The blessing was held at the upgraded beach area beside Evans Bay Marina, where the name Te Awa a Taia features. This was the name for the sea channel between Motu Kairangi islandnow Miramar peninsulaand the mainland. It is thought this channel disappeared in the mid-1400s after a huge earthquake. 

In addition to making Wellington a better place to walk, bike, or skate, this project is helping revitalise this coastal recreation area with landscaping and planting, rock revetment to provide greater resilience along the coastal edge, seating and viewing platforms. A focus on protecting and enhancing areas for wildlife included relocation of grass skink and protection of nesting sites, planting to encourage diverse habitats and ongoing pest management working with Anita Benbrook from WCC as a consultant for coastal planting regeneration.

Isthmus Board appointment

Introducing Danny Tuato'o

When the Board of Isthmus decided to search for a second Independent Director last year we sought a specific combination of skills and experience – a legal background, a deep understanding and connection to Te Ao Māori, and a good understanding of risk management.
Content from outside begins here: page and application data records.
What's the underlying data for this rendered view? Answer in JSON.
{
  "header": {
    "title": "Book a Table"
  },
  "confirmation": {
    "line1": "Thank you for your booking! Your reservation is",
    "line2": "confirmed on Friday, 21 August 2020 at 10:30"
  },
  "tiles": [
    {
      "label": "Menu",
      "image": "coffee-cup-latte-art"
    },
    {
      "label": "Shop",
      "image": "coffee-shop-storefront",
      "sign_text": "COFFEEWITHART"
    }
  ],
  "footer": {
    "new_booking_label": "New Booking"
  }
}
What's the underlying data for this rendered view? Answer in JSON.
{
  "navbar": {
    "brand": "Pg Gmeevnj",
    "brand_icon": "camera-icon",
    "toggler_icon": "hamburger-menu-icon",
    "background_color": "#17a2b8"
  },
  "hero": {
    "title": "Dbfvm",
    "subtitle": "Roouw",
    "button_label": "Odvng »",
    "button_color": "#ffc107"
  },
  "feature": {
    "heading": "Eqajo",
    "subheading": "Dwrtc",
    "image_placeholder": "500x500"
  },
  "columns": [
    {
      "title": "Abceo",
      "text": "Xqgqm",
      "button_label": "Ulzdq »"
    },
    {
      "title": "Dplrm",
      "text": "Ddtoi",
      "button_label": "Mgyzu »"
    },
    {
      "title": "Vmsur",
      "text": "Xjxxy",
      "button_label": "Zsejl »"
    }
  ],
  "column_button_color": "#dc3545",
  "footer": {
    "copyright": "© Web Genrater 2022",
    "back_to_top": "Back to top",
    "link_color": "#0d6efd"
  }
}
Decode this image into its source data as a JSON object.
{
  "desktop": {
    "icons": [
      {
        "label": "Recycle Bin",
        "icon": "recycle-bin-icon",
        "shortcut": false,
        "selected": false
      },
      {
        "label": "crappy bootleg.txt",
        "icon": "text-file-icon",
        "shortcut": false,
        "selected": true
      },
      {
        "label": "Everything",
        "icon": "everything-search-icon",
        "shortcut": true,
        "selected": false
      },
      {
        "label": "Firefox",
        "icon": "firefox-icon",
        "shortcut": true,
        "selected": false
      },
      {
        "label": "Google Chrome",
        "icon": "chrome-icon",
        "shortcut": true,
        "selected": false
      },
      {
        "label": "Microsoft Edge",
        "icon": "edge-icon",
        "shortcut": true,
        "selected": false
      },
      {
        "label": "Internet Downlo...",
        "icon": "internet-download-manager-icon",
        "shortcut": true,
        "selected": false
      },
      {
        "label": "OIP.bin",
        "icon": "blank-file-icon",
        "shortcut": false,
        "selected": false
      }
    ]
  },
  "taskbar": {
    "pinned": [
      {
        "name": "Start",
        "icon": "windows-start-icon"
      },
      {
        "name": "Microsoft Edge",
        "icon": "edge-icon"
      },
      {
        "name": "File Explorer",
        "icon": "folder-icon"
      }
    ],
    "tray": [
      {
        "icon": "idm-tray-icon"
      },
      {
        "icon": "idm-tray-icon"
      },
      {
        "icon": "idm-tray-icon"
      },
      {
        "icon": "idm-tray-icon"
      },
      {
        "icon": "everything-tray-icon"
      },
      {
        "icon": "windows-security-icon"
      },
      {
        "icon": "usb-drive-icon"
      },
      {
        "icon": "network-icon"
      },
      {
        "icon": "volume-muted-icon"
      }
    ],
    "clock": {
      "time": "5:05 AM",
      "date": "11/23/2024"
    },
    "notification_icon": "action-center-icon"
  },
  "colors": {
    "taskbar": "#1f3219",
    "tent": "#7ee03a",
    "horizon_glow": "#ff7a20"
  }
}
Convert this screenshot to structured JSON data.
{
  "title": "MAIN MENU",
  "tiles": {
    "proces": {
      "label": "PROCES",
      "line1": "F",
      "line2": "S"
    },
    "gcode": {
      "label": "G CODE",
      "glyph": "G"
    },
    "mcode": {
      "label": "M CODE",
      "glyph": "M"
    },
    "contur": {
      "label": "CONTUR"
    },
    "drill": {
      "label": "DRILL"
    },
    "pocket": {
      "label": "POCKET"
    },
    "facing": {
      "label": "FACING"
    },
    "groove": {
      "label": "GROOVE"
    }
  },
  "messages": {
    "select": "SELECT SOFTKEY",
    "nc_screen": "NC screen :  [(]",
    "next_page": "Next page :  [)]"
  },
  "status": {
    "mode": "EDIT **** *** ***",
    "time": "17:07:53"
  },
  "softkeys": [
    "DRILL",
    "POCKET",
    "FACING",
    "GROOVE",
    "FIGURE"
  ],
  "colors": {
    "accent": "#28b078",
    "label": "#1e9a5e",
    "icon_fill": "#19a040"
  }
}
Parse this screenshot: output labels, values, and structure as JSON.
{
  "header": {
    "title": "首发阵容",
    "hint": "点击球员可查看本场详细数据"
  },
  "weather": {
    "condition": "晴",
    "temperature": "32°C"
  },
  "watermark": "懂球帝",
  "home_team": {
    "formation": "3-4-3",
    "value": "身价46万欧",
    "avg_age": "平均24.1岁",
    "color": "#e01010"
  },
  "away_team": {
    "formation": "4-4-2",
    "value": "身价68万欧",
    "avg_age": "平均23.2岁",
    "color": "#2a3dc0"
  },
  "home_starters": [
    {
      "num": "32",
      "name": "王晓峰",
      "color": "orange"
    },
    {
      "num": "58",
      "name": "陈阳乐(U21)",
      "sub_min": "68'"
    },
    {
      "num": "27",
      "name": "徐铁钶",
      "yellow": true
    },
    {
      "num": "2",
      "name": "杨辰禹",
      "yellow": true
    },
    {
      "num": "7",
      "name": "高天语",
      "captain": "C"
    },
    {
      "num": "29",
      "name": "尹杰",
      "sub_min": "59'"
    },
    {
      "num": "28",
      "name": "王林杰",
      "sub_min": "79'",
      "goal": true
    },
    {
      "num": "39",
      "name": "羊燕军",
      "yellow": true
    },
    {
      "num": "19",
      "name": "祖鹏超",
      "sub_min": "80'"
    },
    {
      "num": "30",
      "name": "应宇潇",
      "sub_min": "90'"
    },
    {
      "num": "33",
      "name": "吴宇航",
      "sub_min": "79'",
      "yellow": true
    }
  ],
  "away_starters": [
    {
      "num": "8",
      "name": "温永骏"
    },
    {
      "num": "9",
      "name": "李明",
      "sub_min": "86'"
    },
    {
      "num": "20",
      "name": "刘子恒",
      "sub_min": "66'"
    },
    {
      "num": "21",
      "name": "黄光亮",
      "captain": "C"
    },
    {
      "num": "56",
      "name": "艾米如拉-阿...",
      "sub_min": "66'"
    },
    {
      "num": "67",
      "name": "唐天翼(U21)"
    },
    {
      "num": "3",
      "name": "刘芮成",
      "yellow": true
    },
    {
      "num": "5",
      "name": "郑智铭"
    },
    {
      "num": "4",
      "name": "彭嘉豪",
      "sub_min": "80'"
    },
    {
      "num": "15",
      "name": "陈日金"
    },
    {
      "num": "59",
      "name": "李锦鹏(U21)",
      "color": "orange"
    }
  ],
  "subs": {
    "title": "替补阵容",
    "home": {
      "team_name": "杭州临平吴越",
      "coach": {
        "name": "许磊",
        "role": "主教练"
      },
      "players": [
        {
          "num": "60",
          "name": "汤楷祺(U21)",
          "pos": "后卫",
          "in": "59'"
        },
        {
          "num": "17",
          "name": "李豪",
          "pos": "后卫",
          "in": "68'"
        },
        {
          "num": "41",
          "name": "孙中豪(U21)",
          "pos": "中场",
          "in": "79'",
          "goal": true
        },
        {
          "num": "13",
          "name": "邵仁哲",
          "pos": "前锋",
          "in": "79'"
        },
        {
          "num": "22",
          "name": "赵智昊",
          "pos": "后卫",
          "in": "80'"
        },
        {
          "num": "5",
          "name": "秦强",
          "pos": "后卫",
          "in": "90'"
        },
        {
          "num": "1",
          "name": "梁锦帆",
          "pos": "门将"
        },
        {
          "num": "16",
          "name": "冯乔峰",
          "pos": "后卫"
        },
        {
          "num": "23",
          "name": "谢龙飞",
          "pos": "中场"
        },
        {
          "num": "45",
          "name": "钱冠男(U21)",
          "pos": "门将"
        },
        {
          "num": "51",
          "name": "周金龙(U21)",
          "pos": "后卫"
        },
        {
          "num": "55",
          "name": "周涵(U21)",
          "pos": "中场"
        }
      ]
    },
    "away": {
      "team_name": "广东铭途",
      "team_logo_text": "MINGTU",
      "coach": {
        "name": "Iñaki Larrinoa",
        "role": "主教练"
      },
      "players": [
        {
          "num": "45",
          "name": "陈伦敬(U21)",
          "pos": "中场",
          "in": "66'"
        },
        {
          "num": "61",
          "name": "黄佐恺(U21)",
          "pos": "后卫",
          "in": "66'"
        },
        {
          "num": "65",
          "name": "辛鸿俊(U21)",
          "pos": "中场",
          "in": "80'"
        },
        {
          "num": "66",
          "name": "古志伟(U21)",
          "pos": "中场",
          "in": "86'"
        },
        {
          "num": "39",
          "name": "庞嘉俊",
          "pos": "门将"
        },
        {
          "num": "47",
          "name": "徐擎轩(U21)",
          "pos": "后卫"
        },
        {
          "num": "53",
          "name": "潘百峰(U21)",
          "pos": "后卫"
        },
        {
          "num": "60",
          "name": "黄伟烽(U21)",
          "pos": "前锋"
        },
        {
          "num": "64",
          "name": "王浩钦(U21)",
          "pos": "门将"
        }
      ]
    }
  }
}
We found all of those qualities in Danny Tuato’o.

Danny is a descendent of Tiakiriri Kukupa and Te Parawhau, a Whangārei based hapū affiliated to both Ngāti Whātua and Ngāpuhi. Danny brings a grounded approach and a connection to people and whenua from Dunedin to Whangārei, where he lives and works.

Danny’s values POU TOKOMANAWA (backbone – ridgepole of the meeting house), TIKANGA (Purpose. Motivation. Direction), AKO (to learn), MANAWANUI (Big heart), WHAKAPAPA (Connection to place and people—relationships) are a great fit with Isthmus.

Danny has a deep connection to his moana and his whenua; he lives his whakapapa through his work. Married with 4 kids, Danny is an equity partner with a Northland law firm. He is a Board member of Maritime New Zealand and is also the Chair of the Whangārei Heads Landcare Forum (he lives on a lifestyle block at Whangārei Heads which he is replanting in natives).

We are delighted to welcome Danny Tuato’o to our Board. In his own words:

Hei hōnore māku ki te whakauru ai i te whānau o Isthmus, arā, he kaitohu hou.
Its an honour for me to join the Isthmus family, as a new director.

Ehara tāku toa i te toa takitahi engari he toa takitini
My strength is not as an individual, but as a collective.

RiverLink Open Day.

The second RiverLink open day (for this phase of the project) was held at the Lower Hutt Events Centre last weekend giving the public an opportunity to view the latest masterplan and discuss the project with the client and consultant team. The open day built on the indicative design that was shared with the public last November and revealed more details of what the proposed improvements to Te Awa Kairangi / Hutt River will look like and the phases in which the project will be constructed (it will involve at least four years of major construction work).

This phase of RiverLink has been design-led by Isthmus in partnership with the engineers and planners of Tonkin+Taylor, GHD and Holmes Consulting. The design strives to integrate a new grade-separated interchange at Melling (including a new road bridge across the river), improved flood protection (widening the river corridor), enhanced walking, cycling and public transport links, and urban regeneration of key sites on the city edge for residential and commercial use.

RiverLink is a unique project that will transform the relationship between Lower Hutt and the river that it was founded beside, Te Awa Kairangi. The team are working towards finalising the design before applying for designations and resource consents in mid 2021.

About RiverLink
RiverLink is a partnership between Greater Wellington Regional Council, Hutt City Council, and Waka Kotahi NZ Transport Agency.  Collectively, the RiverLink partnership is investing over $450 million to revitalise Te Awa Kairangi / Hutt River. The project team is also working closely with Taranaki Whānui ki te Upoko o Te Ika and Ngāti Toa Rangatira as mana whenua to create a more resilient, more connected, more vibrant city.